Dataset rows for apps and sites
- Opening Delimiter -

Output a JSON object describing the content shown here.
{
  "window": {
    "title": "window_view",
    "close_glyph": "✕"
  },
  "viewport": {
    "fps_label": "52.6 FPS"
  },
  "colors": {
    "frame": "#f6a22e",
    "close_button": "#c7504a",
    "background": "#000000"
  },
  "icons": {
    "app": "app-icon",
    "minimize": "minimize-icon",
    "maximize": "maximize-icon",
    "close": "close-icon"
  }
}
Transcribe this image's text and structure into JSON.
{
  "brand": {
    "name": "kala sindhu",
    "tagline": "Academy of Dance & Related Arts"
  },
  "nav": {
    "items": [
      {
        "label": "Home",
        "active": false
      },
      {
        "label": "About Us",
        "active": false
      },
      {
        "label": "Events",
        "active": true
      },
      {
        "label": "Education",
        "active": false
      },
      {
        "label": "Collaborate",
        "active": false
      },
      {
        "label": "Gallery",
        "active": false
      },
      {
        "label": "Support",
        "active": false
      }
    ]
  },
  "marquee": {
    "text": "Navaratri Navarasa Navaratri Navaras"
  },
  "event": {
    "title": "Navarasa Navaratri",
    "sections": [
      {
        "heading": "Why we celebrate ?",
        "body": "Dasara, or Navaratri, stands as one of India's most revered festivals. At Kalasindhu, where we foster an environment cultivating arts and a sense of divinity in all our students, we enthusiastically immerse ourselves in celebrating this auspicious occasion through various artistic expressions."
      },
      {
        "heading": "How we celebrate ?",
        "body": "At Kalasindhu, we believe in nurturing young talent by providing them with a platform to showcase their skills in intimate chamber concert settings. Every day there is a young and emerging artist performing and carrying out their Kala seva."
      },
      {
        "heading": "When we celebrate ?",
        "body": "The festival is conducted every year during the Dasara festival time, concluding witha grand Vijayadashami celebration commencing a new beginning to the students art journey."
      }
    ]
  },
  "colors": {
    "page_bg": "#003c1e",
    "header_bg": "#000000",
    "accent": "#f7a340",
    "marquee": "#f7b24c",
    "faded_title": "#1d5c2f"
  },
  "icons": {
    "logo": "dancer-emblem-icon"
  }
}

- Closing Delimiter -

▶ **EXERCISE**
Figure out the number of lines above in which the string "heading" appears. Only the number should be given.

▶ **WRITTEN ANSWER**
3